Having the right ingredients is important for every recipe. Of course this is true even when you’re mixing swine feeds.

To demonstrate the need to find the right mix, Kansas State University researchers, led by Crystal Groesbeck, research assistant, conducted two experiments that looked at salt as a mixing compound. They evaluated different particle sizes and preparation methods (unground salt at 730 microns or ground salt at 440 microns) on mixing efficiency.

Researchers used a 3,000-pound-capacity horizontal ribbon mixer to mix batches of feed. They collected 10 samples at eight times during the mixing process from pre-determined locations in the mixer to measure its efficiency.

In the first experiment, researchers prepared four 3,000-pound batches of feed, two with 440-micron salt and two with 730-micron salt. They analyzed both unground and ground samples, but found that all of the feed batches were inadequately mixed.

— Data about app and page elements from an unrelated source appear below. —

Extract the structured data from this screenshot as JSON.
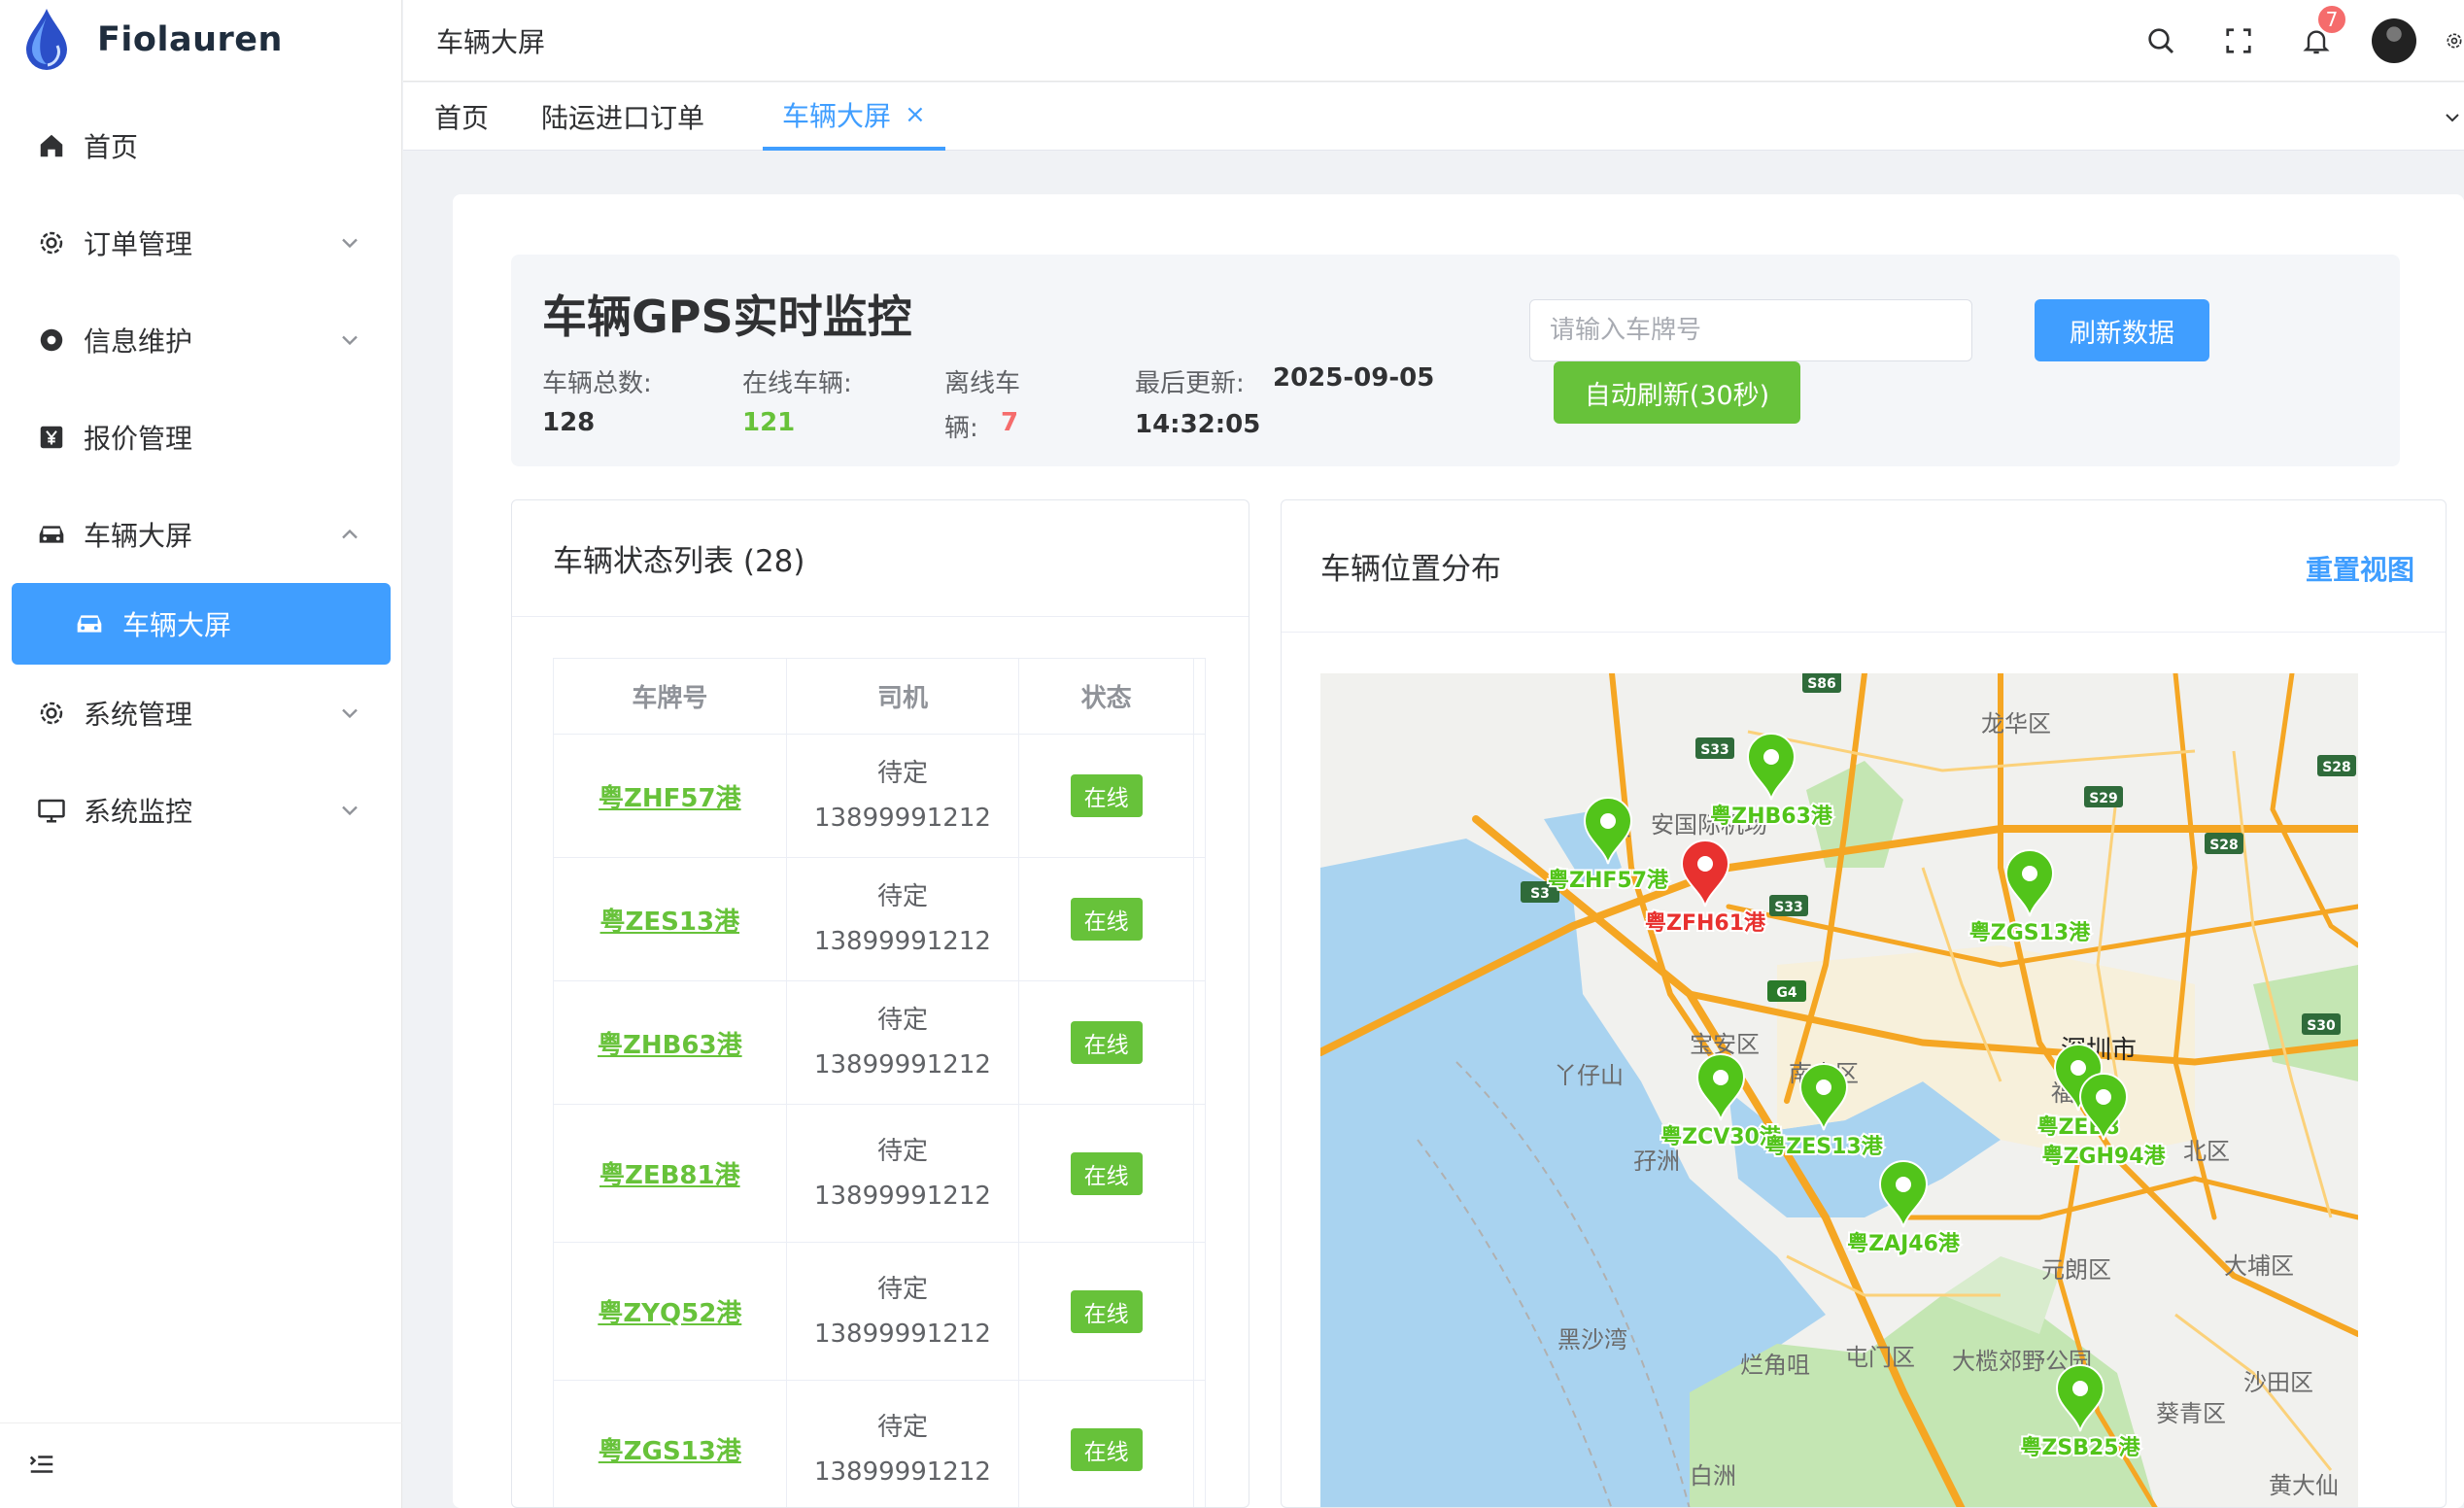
{
  "app": {
    "name": "Fiolauren"
  },
  "sidebar": {
    "items": [
      {
        "label": "首页",
        "icon": "home-icon"
      },
      {
        "label": "订单管理",
        "icon": "gear-icon"
      },
      {
        "label": "信息维护",
        "icon": "gear-solid-icon"
      },
      {
        "label": "报价管理",
        "icon": "yen-icon"
      },
      {
        "label": "车辆大屏",
        "icon": "car-icon"
      },
      {
        "label": "系统管理",
        "icon": "gear-icon"
      },
      {
        "label": "系统监控",
        "icon": "monitor-icon"
      }
    ],
    "active_sub": {
      "label": "车辆大屏",
      "icon": "car-icon"
    }
  },
  "header": {
    "breadcrumb": "车辆大屏",
    "notification_count": "7"
  },
  "tabs": [
    {
      "label": "首页"
    },
    {
      "label": "陆运进口订单"
    },
    {
      "label": "车辆大屏",
      "active": true,
      "close": "×"
    }
  ],
  "summary": {
    "title": "车辆GPS实时监控",
    "total_label": "车辆总数:",
    "total_value": "128",
    "online_label": "在线车辆:",
    "online_value": "121",
    "offline_label_1": "离线车",
    "offline_label_2": "辆:",
    "offline_value": "7",
    "updated_label": "最后更新:",
    "updated_date": "2025-09-05",
    "updated_time": "14:32:05",
    "search_placeholder": "请输入车牌号",
    "refresh_button": "刷新数据",
    "auto_refresh_button": "自动刷新(30秒)"
  },
  "list": {
    "title": "车辆状态列表 (28)",
    "columns": [
      "车牌号",
      "司机",
      "状态"
    ],
    "rows": [
      {
        "plate": "粤ZHF57港",
        "driver": "待定",
        "phone": "13899991212",
        "status": "在线"
      },
      {
        "plate": "粤ZES13港",
        "driver": "待定",
        "phone": "13899991212",
        "status": "在线"
      },
      {
        "plate": "粤ZHB63港",
        "driver": "待定",
        "phone": "13899991212",
        "status": "在线"
      },
      {
        "plate": "粤ZEB81港",
        "driver": "待定",
        "phone": "13899991212",
        "status": "在线"
      },
      {
        "plate": "粤ZYQ52港",
        "driver": "待定",
        "phone": "13899991212",
        "status": "在线"
      },
      {
        "plate": "粤ZGS13港",
        "driver": "待定",
        "phone": "13899991212",
        "status": "在线"
      }
    ]
  },
  "map": {
    "title": "车辆位置分布",
    "reset_label": "重置视图",
    "place_labels": [
      "龙华区",
      "深圳市",
      "宝安区",
      "南山区",
      "福田区",
      "丫仔山",
      "孖洲",
      "元朗区",
      "大埔区",
      "黑沙湾",
      "烂角咀",
      "屯门区",
      "大榄郊野公园",
      "沙田区",
      "葵青区",
      "白洲",
      "黄大仙",
      "北区",
      "深",
      "安国际机场"
    ],
    "road_labels": [
      "S86",
      "S33",
      "S29",
      "S28",
      "S28",
      "S3",
      "S33",
      "G4",
      "S30"
    ],
    "markers": [
      {
        "label": "粤ZFH61港",
        "color": "#e8312f"
      },
      {
        "label": "粤ZHB63港",
        "color": "#52c41a"
      },
      {
        "label": "粤ZGS13港",
        "color": "#52c41a"
      },
      {
        "label": "粤ZCV30港",
        "color": "#52c41a"
      },
      {
        "label": "粤ZES13港",
        "color": "#52c41a"
      },
      {
        "label": "粤ZEB8",
        "color": "#52c41a"
      },
      {
        "label": "粤ZGH94港",
        "color": "#52c41a"
      },
      {
        "label": "粤ZAJ46港",
        "color": "#52c41a"
      },
      {
        "label": "粤ZSB25港",
        "color": "#52c41a"
      },
      {
        "label": "粤ZHF57港",
        "color": "#52c41a"
      }
    ]
  },
  "colors": {
    "primary": "#409eff",
    "success": "#67c23a",
    "danger": "#f56c6c"
  }
}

In the second experiment, researchers collected samples from 2,000-pound batches of feed made in the same 3,000-pound-capacity mixer. They analyzed four sizes of unground and ground salt particles. The studies’ results show that as salt-particle size decreased and mixing time increased, the result was a more uniform feed mixture.

Overall, these two experiments point out that salt size is important for an efficient and effective feed mixture, as is the amount of grinding time. It’s important to use a fine-mixing salt. If you use salt that’s too coarse, you will end up with misleading results,” says Mike Tokach, Kansas State University swine nutritionist.

Also when the mixer is filled to the rated capacity, the batches may be too large to mix efficiently. “If you overfill a mixture, it simply won’t do an adequate job,” he adds.

Keep in mind, that salt isn’t the only ingredient that can be used to measure mixture efficiency. Some people use selenium or zinc. Tokach says the Kansas State researchers chose salt because it’s cost effective.

Another reason producers should be concerned about mixture efficiency is that pig performance — especially in the nursery — is hurt when feed ingredients aren’t mixed properly. Tokach points out that producers are using smaller-inclusion-rate products today, such as synthetic amino acids, which make it essential to have a well-mixed diet. There’s certainly more potential performance fallout if pigs don’t get the right mix of these ingredients. 

For example, a typical use rate for synthetic lysine is 3 to 6 pounds per ton, while you would use up to 3 pounds per ton of threonine, and only 0.5 to 1 pound of methionine per ton of feed. It’s important to get proper amounts of those amino acids into all pigs for adequate growth.

“In the many trials looking at mixture efficiency,” says Tokach. “we’ve found that if you don’t adequately mix diets in the nursery, it can reduce the pigs’ average daily gain and feed efficiency rates by 10 percent to 25 percent, depending on how bad the mix was.”

But along with monitoring your mixture efficiency, Tokach says it’s essential to use an accurate lab for the analysis. Talk to other producers, swine nutritionists, your local or state Extension representatives about which laboratories have a reputation for being thorough and accurate.

Remember, you need to find the right feed mix and amount to get the best growth performance and efficiency from your pigs.